Data shown:

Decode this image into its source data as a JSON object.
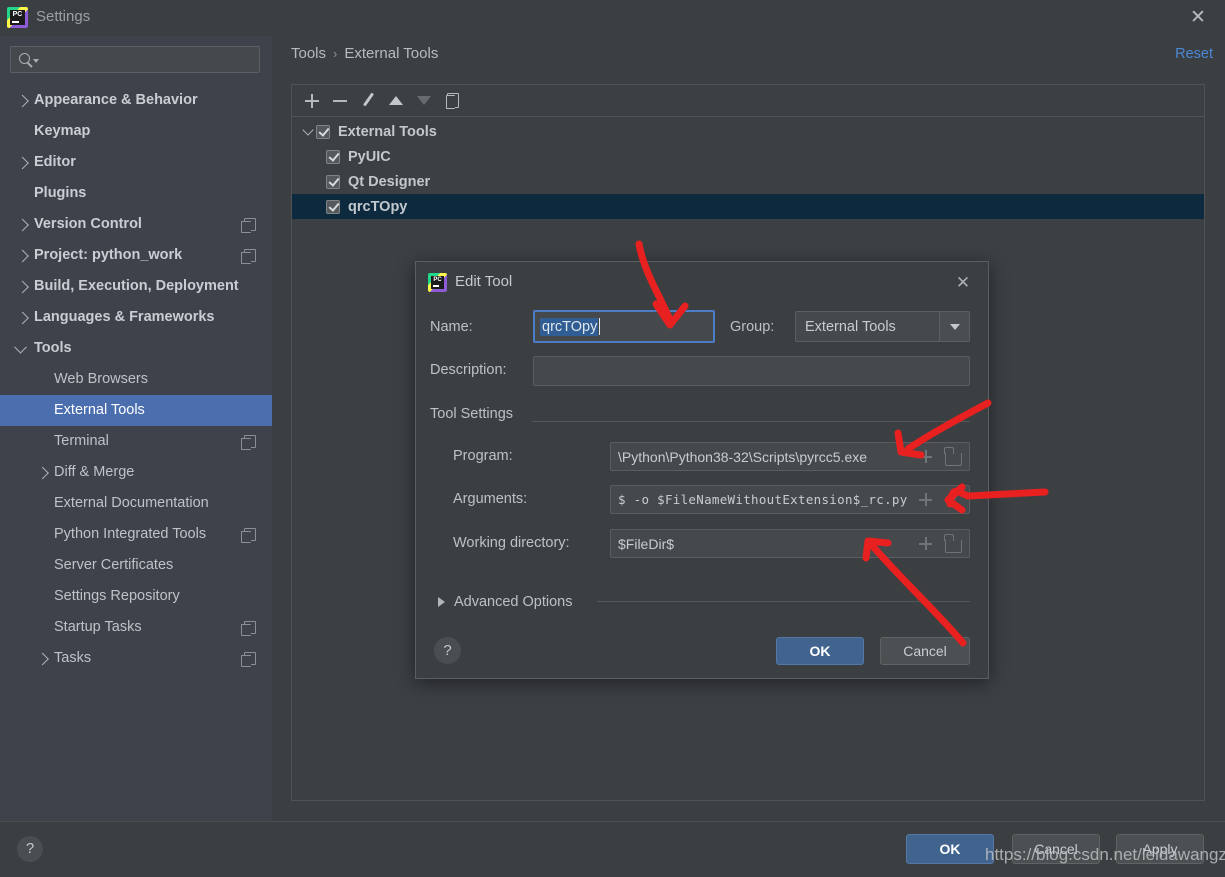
{
  "window": {
    "title": "Settings",
    "app_icon": "pycharm-logo-icon",
    "close_icon": "✕"
  },
  "search": {
    "value": "",
    "placeholder": "",
    "icon": "search-icon"
  },
  "sidebar": {
    "items": [
      {
        "label": "Appearance & Behavior",
        "level": 1,
        "expandable": true,
        "expanded": false,
        "bold": true,
        "badge": false
      },
      {
        "label": "Keymap",
        "level": 1,
        "expandable": false,
        "expanded": false,
        "bold": true,
        "badge": false
      },
      {
        "label": "Editor",
        "level": 1,
        "expandable": true,
        "expanded": false,
        "bold": true,
        "badge": false
      },
      {
        "label": "Plugins",
        "level": 1,
        "expandable": false,
        "expanded": false,
        "bold": true,
        "badge": false
      },
      {
        "label": "Version Control",
        "level": 1,
        "expandable": true,
        "expanded": false,
        "bold": true,
        "badge": true
      },
      {
        "label": "Project: python_work",
        "level": 1,
        "expandable": true,
        "expanded": false,
        "bold": true,
        "badge": true
      },
      {
        "label": "Build, Execution, Deployment",
        "level": 1,
        "expandable": true,
        "expanded": false,
        "bold": true,
        "badge": false
      },
      {
        "label": "Languages & Frameworks",
        "level": 1,
        "expandable": true,
        "expanded": false,
        "bold": true,
        "badge": false
      },
      {
        "label": "Tools",
        "level": 1,
        "expandable": true,
        "expanded": true,
        "bold": true,
        "badge": false
      },
      {
        "label": "Web Browsers",
        "level": 2,
        "expandable": false,
        "expanded": false,
        "bold": false,
        "badge": false
      },
      {
        "label": "External Tools",
        "level": 2,
        "expandable": false,
        "expanded": false,
        "bold": false,
        "badge": false,
        "selected": true
      },
      {
        "label": "Terminal",
        "level": 2,
        "expandable": false,
        "expanded": false,
        "bold": false,
        "badge": true
      },
      {
        "label": "Diff & Merge",
        "level": 2,
        "expandable": true,
        "expanded": false,
        "bold": false,
        "badge": false
      },
      {
        "label": "External Documentation",
        "level": 2,
        "expandable": false,
        "expanded": false,
        "bold": false,
        "badge": false
      },
      {
        "label": "Python Integrated Tools",
        "level": 2,
        "expandable": false,
        "expanded": false,
        "bold": false,
        "badge": true
      },
      {
        "label": "Server Certificates",
        "level": 2,
        "expandable": false,
        "expanded": false,
        "bold": false,
        "badge": false
      },
      {
        "label": "Settings Repository",
        "level": 2,
        "expandable": false,
        "expanded": false,
        "bold": false,
        "badge": false
      },
      {
        "label": "Startup Tasks",
        "level": 2,
        "expandable": false,
        "expanded": false,
        "bold": false,
        "badge": true
      },
      {
        "label": "Tasks",
        "level": 2,
        "expandable": true,
        "expanded": false,
        "bold": false,
        "badge": true
      }
    ]
  },
  "main": {
    "breadcrumb": {
      "root": "Tools",
      "separator": "›",
      "leaf": "External Tools"
    },
    "reset_label": "Reset",
    "toolbar": [
      {
        "name": "add-tool-button",
        "icon": "plus-icon",
        "enabled": true
      },
      {
        "name": "remove-tool-button",
        "icon": "minus-icon",
        "enabled": true
      },
      {
        "name": "edit-tool-button",
        "icon": "pencil-icon",
        "enabled": true
      },
      {
        "name": "move-up-button",
        "icon": "arrow-up-icon",
        "enabled": true
      },
      {
        "name": "move-down-button",
        "icon": "arrow-down-icon",
        "enabled": false
      },
      {
        "name": "copy-tool-button",
        "icon": "copy-icon",
        "enabled": true
      }
    ],
    "tree": [
      {
        "label": "External Tools",
        "level": 0,
        "checked": true,
        "expanded": true,
        "bold": true,
        "selected": false
      },
      {
        "label": "PyUIC",
        "level": 1,
        "checked": true,
        "bold": true,
        "selected": false
      },
      {
        "label": "Qt Designer",
        "level": 1,
        "checked": true,
        "bold": true,
        "selected": false
      },
      {
        "label": "qrcTOpy",
        "level": 1,
        "checked": true,
        "bold": true,
        "selected": true
      }
    ]
  },
  "dialog": {
    "title": "Edit Tool",
    "icon": "pycharm-logo-icon",
    "close_icon": "✕",
    "name_label": "Name:",
    "name_value": "qrcTOpy",
    "group_label": "Group:",
    "group_value": "External Tools",
    "description_label": "Description:",
    "description_value": "",
    "tool_settings_label": "Tool Settings",
    "program_label": "Program:",
    "program_value": "\\Python\\Python38-32\\Scripts\\pyrcc5.exe",
    "arguments_label": "Arguments:",
    "arguments_value": "$ -o $FileNameWithoutExtension$_rc.py",
    "working_dir_label": "Working directory:",
    "working_dir_value": "$FileDir$",
    "advanced_options_label": "Advanced Options",
    "help_label": "?",
    "ok_label": "OK",
    "cancel_label": "Cancel"
  },
  "footer": {
    "help_label": "?",
    "ok_label": "OK",
    "cancel_label": "Cancel",
    "apply_label": "Apply"
  },
  "watermark": "https://blog.csdn.net/leidawangzi",
  "colors": {
    "window_bg": "#3c3f41",
    "sidebar_bg": "#3e424b",
    "panel_bg": "#3c4043",
    "sidebar_selection": "#4b6eaf",
    "tree_selection": "#0d293e",
    "accent_link": "#4a88d8",
    "primary_button": "#41648e",
    "annotation_arrow": "#e8201f",
    "text": "#bdc3c7"
  },
  "annotations": {
    "arrow_color": "#e8201f",
    "count": 3
  }
}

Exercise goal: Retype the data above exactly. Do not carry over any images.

Reply:
Decode this image into its source data as a JSON object.
{
  "window": {
    "title": "Settings",
    "app_icon": "pycharm-logo-icon",
    "close_icon": "✕"
  },
  "search": {
    "value": "",
    "placeholder": "",
    "icon": "search-icon"
  },
  "sidebar": {
    "items": [
      {
        "label": "Appearance & Behavior",
        "level": 1,
        "expandable": true,
        "expanded": false,
        "bold": true,
        "badge": false
      },
      {
        "label": "Keymap",
        "level": 1,
        "expandable": false,
        "expanded": false,
        "bold": true,
        "badge": false
      },
      {
        "label": "Editor",
        "level": 1,
        "expandable": true,
        "expanded": false,
        "bold": true,
        "badge": false
      },
      {
        "label": "Plugins",
        "level": 1,
        "expandable": false,
        "expanded": false,
        "bold": true,
        "badge": false
      },
      {
        "label": "Version Control",
        "level": 1,
        "expandable": true,
        "expanded": false,
        "bold": true,
        "badge": true
      },
      {
        "label": "Project: python_work",
        "level": 1,
        "expandable": true,
        "expanded": false,
        "bold": true,
        "badge": true
      },
      {
        "label": "Build, Execution, Deployment",
        "level": 1,
        "expandable": true,
        "expanded": false,
        "bold": true,
        "badge": false
      },
      {
        "label": "Languages & Frameworks",
        "level": 1,
        "expandable": true,
        "expanded": false,
        "bold": true,
        "badge": false
      },
      {
        "label": "Tools",
        "level": 1,
        "expandable": true,
        "expanded": true,
        "bold": true,
        "badge": false
      },
      {
        "label": "Web Browsers",
        "level": 2,
        "expandable": false,
        "expanded": false,
        "bold": false,
        "badge": false
      },
      {
        "label": "External Tools",
        "level": 2,
        "expandable": false,
        "expanded": false,
        "bold": false,
        "badge": false,
        "selected": true
      },
      {
        "label": "Terminal",
        "level": 2,
        "expandable": false,
        "expanded": false,
        "bold": false,
        "badge": true
      },
      {
        "label": "Diff & Merge",
        "level": 2,
        "expandable": true,
        "expanded": false,
        "bold": false,
        "badge": false
      },
      {
        "label": "External Documentation",
        "level": 2,
        "expandable": false,
        "expanded": false,
        "bold": false,
        "badge": false
      },
      {
        "label": "Python Integrated Tools",
        "level": 2,
        "expandable": false,
        "expanded": false,
        "bold": false,
        "badge": true
      },
      {
        "label": "Server Certificates",
        "level": 2,
        "expandable": false,
        "expanded": false,
        "bold": false,
        "badge": false
      },
      {
        "label": "Settings Repository",
        "level": 2,
        "expandable": false,
        "expanded": false,
        "bold": false,
        "badge": false
      },
      {
        "label": "Startup Tasks",
        "level": 2,
        "expandable": false,
        "expanded": false,
        "bold": false,
        "badge": true
      },
      {
        "label": "Tasks",
        "level": 2,
        "expandable": true,
        "expanded": false,
        "bold": false,
        "badge": true
      }
    ]
  },
  "main": {
    "breadcrumb": {
      "root": "Tools",
      "separator": "›",
      "leaf": "External Tools"
    },
    "reset_label": "Reset",
    "toolbar": [
      {
        "name": "add-tool-button",
        "icon": "plus-icon",
        "enabled": true
      },
      {
        "name": "remove-tool-button",
        "icon": "minus-icon",
        "enabled": true
      },
      {
        "name": "edit-tool-button",
        "icon": "pencil-icon",
        "enabled": true
      },
      {
        "name": "move-up-button",
        "icon": "arrow-up-icon",
        "enabled": true
      },
      {
        "name": "move-down-button",
        "icon": "arrow-down-icon",
        "enabled": false
      },
      {
        "name": "copy-tool-button",
        "icon": "copy-icon",
        "enabled": true
      }
    ],
    "tree": [
      {
        "label": "External Tools",
        "level": 0,
        "checked": true,
        "expanded": true,
        "bold": true,
        "selected": false
      },
      {
        "label": "PyUIC",
        "level": 1,
        "checked": true,
        "bold": true,
        "selected": false
      },
      {
        "label": "Qt Designer",
        "level": 1,
        "checked": true,
        "bold": true,
        "selected": false
      },
      {
        "label": "qrcTOpy",
        "level": 1,
        "checked": true,
        "bold": true,
        "selected": true
      }
    ]
  },
  "dialog": {
    "title": "Edit Tool",
    "icon": "pycharm-logo-icon",
    "close_icon": "✕",
    "name_label": "Name:",
    "name_value": "qrcTOpy",
    "group_label": "Group:",
    "group_value": "External Tools",
    "description_label": "Description:",
    "description_value": "",
    "tool_settings_label": "Tool Settings",
    "program_label": "Program:",
    "program_value": "\\Python\\Python38-32\\Scripts\\pyrcc5.exe",
    "arguments_label": "Arguments:",
    "arguments_value": "$ -o $FileNameWithoutExtension$_rc.py",
    "working_dir_label": "Working directory:",
    "working_dir_value": "$FileDir$",
    "advanced_options_label": "Advanced Options",
    "help_label": "?",
    "ok_label": "OK",
    "cancel_label": "Cancel"
  },
  "footer": {
    "help_label": "?",
    "ok_label": "OK",
    "cancel_label": "Cancel",
    "apply_label": "Apply"
  },
  "watermark": "https://blog.csdn.net/leidawangzi",
  "colors": {
    "window_bg": "#3c3f41",
    "sidebar_bg": "#3e424b",
    "panel_bg": "#3c4043",
    "sidebar_selection": "#4b6eaf",
    "tree_selection": "#0d293e",
    "accent_link": "#4a88d8",
    "primary_button": "#41648e",
    "annotation_arrow": "#e8201f",
    "text": "#bdc3c7"
  },
  "annotations": {
    "arrow_color": "#e8201f",
    "count": 3
  }
}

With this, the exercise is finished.